◆ THE PROBLEM ◆
Show, from the entries below, every line in which "expander" appears.

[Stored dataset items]

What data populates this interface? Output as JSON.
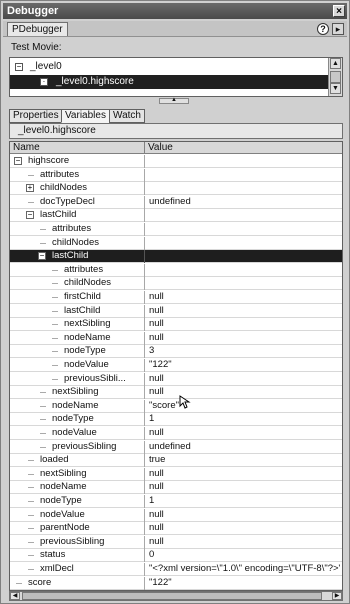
{
  "window": {
    "title": "Debugger",
    "close_glyph": "×"
  },
  "panel": {
    "tab_label": "PDebugger",
    "help_glyph": "?",
    "menu_glyph": "▸"
  },
  "movie": {
    "label": "Test Movie:",
    "items": [
      {
        "label": "_level0"
      },
      {
        "label": "_level0.highscore"
      }
    ]
  },
  "tabs": [
    {
      "label": "Properties"
    },
    {
      "label": "Variables"
    },
    {
      "label": "Watch"
    }
  ],
  "path": "_level0.highscore",
  "grid": {
    "col_name": "Name",
    "col_value": "Value",
    "rows": [
      {
        "name": "highscore",
        "value": "",
        "expander": "−"
      },
      {
        "name": "attributes",
        "value": ""
      },
      {
        "name": "childNodes",
        "value": "",
        "expander": "+"
      },
      {
        "name": "docTypeDecl",
        "value": "undefined"
      },
      {
        "name": "lastChild",
        "value": "",
        "expander": "−"
      },
      {
        "name": "attributes",
        "value": ""
      },
      {
        "name": "childNodes",
        "value": ""
      },
      {
        "name": "lastChild",
        "value": "",
        "expander": "−",
        "selected": true
      },
      {
        "name": "attributes",
        "value": ""
      },
      {
        "name": "childNodes",
        "value": ""
      },
      {
        "name": "firstChild",
        "value": "null"
      },
      {
        "name": "lastChild",
        "value": "null"
      },
      {
        "name": "nextSibling",
        "value": "null"
      },
      {
        "name": "nodeName",
        "value": "null"
      },
      {
        "name": "nodeType",
        "value": "3"
      },
      {
        "name": "nodeValue",
        "value": "\"122\""
      },
      {
        "name": "previousSibli...",
        "value": "null"
      },
      {
        "name": "nextSibling",
        "value": "null"
      },
      {
        "name": "nodeName",
        "value": "\"score\""
      },
      {
        "name": "nodeType",
        "value": "1"
      },
      {
        "name": "nodeValue",
        "value": "null"
      },
      {
        "name": "previousSibling",
        "value": "undefined"
      },
      {
        "name": "loaded",
        "value": "true"
      },
      {
        "name": "nextSibling",
        "value": "null"
      },
      {
        "name": "nodeName",
        "value": "null"
      },
      {
        "name": "nodeType",
        "value": "1"
      },
      {
        "name": "nodeValue",
        "value": "null"
      },
      {
        "name": "parentNode",
        "value": "null"
      },
      {
        "name": "previousSibling",
        "value": "null"
      },
      {
        "name": "status",
        "value": "0"
      },
      {
        "name": "xmlDecl",
        "value": "\"<?xml version=\\\"1.0\\\" encoding=\\\"UTF-8\\\"?>\""
      },
      {
        "name": "score",
        "value": "\"122\""
      }
    ]
  }
}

◆ RESULT ◆
        "expander": "−"
        "expander": "+"
        "expander": "−"
        "expander": "−",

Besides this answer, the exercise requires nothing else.